As we have seen in the United States, political transitions can be a precarious time for government openness and accountability. There are myriad ways that governments backslide, ranging from abandoning international agreements and multi-stakeholder initiatives, to threatening the independence of courts and legislative bodies, to direct attacks against journalists, civil society and political opponents.
Open Government Partnership - Resources
OpenTheGovernment.org has played a key role, since 2011, in coordinating US civil society's engagement with the Open Government Partnership on the First, Second, and Third National Action Plans (NAPs).
In its first nine months in office, the Trump Administration has shown its antipathy to open government and international agreements. Therefore it comes as no surprise that the administration has delayed releasing a “National Action Plan” (NAP) to articulate goals for increasing government transparency and accountability.
WASHINGTON, February 17, 2016 – OpenTheGovernent.org today released a report, developed by 23 civil society organizations, on the progress made by the Administration in its Open Government commitments over the last two years. Among the findings, the report highlights the shortcomings in the completion rate, lack of political mandate and follow-through, and need for greater focus on civil society/government collaboration.
Report from the 2015 OGP Global Summit: OpenTheGovernment.org hosts a workshop on civil society experiences
On October 27, 2015, OpenTheGovernment.org hosted a workshop on Civil Society Day during the OGP 2016 Global Summit in Mexico City. The workshop provided a venue to draw on civil society experiences from across the globe to share knowledge and discuss experiences from a wide-range of civil society actors deeply engaged in the OGP process.

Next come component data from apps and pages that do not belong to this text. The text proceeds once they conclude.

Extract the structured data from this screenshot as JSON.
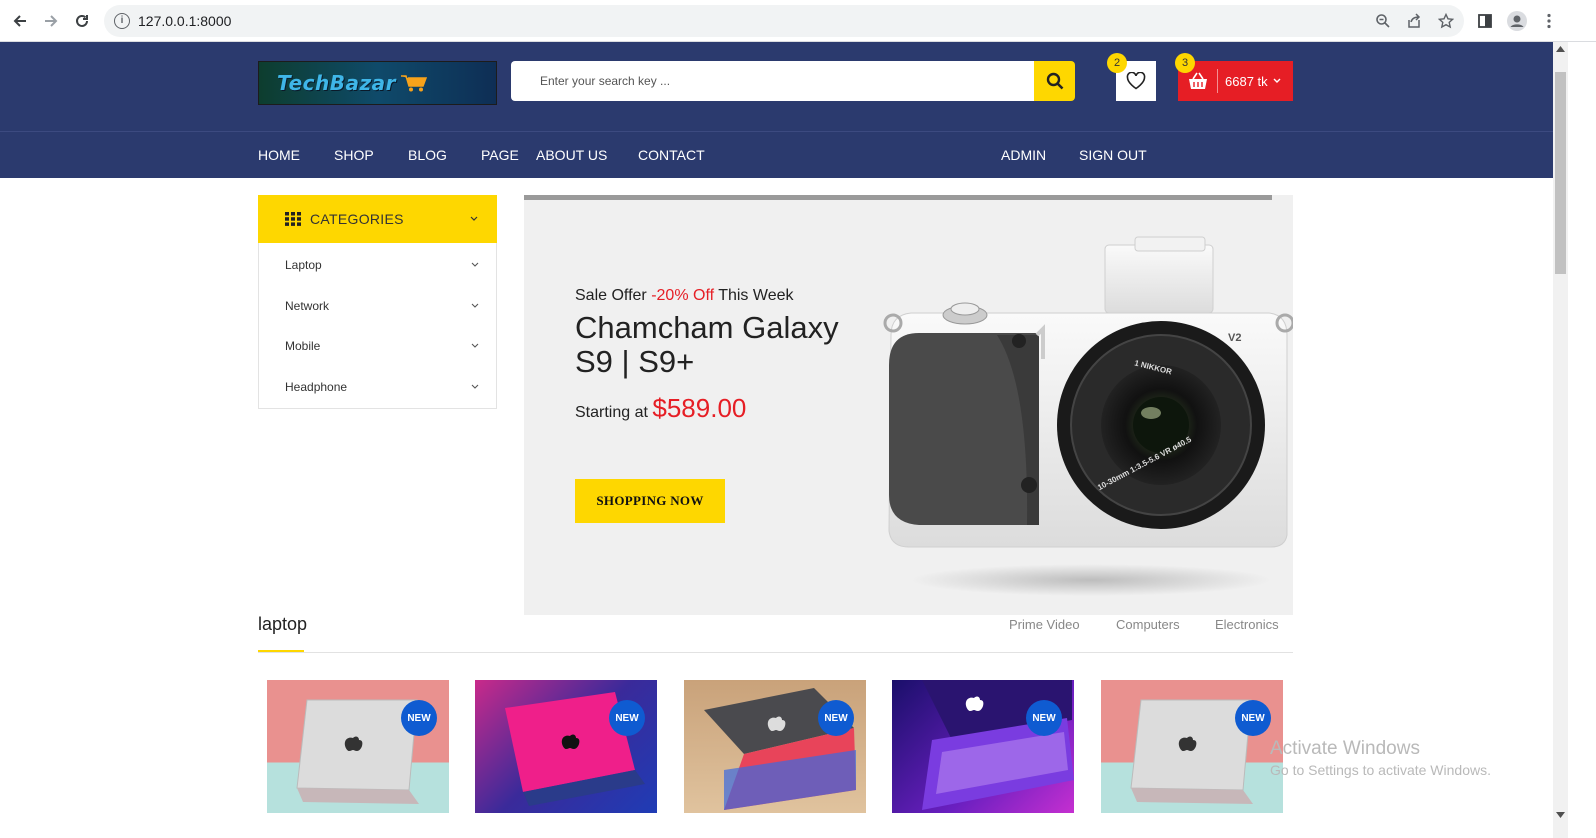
{
  "browser": {
    "url": "127.0.0.1:8000"
  },
  "header": {
    "logo_text": "TechBazar",
    "search_placeholder": "Enter your search key ...",
    "wishlist_count": "2",
    "cart_count": "3",
    "cart_amount": "6687 tk"
  },
  "nav": {
    "items": [
      "HOME",
      "SHOP",
      "BLOG",
      "PAGE",
      "ABOUT US",
      "CONTACT"
    ],
    "right": [
      "ADMIN",
      "SIGN OUT"
    ]
  },
  "categories": {
    "title": "CATEGORIES",
    "items": [
      "Laptop",
      "Network",
      "Mobile",
      "Headphone"
    ]
  },
  "banner": {
    "offer_prefix": "Sale Offer",
    "offer_pct": "-20% Off",
    "offer_suffix": "This Week",
    "title": "Chamcham Galaxy S9 | S9+",
    "start_prefix": "Starting at",
    "price": "$589.00",
    "button": "SHOPPING NOW",
    "camera_model": "V2",
    "lens_brand": "1 NIKKOR",
    "lens_spec": "10-30mm 1:3.5-5.6 VR ø40.5"
  },
  "section": {
    "title": "laptop",
    "tabs": [
      "Prime Video",
      "Computers",
      "Electronics"
    ],
    "badge": "NEW"
  },
  "watermark": {
    "line1": "Activate Windows",
    "line2": "Go to Settings to activate Windows."
  },
  "colors": {
    "brand_navy": "#2b3a6e",
    "accent_yellow": "#fed700",
    "sale_red": "#e61e25",
    "badge_blue": "#0f5bd1"
  }
}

Updated, November 10, 2015
OTG and the Open Government Partnership process
Since the beginning of the Open Government Partnership (OGP) in
Civil Society Groups Issue Progress Report on 2nd National Action Plan; Urge Administration to Take Meaningful Action
In a new report released today by OpenTheGovernment.org, civil society groups find that the U.S. government, despite some meaningful efforts, is not poised to fulfill many of the open government commitments made in its second OGP National Action Plan. In contrast to President Obama’s 2009 pledge to usher in a “new era of openness,” the White House has fallen short of civil society expectations and has not taken full advantage of the OGP platform to push through transformative openness initiatives.
This June, OpenTheGovernment.org filed a Freedom of Information Act (FOIA) request for the classification guidance that now governs the CIA’s rendition, detention and interrogation (RDI) program, to see precisely how it had changed after the release of the Senate torture report’s Executive Summary last December.
On July 30th, the White House hosted a public meeting on open government. The meeting was intended to inform the administration's next National Action Plan (NAP) for open government. The Plan will be published in late October 2015.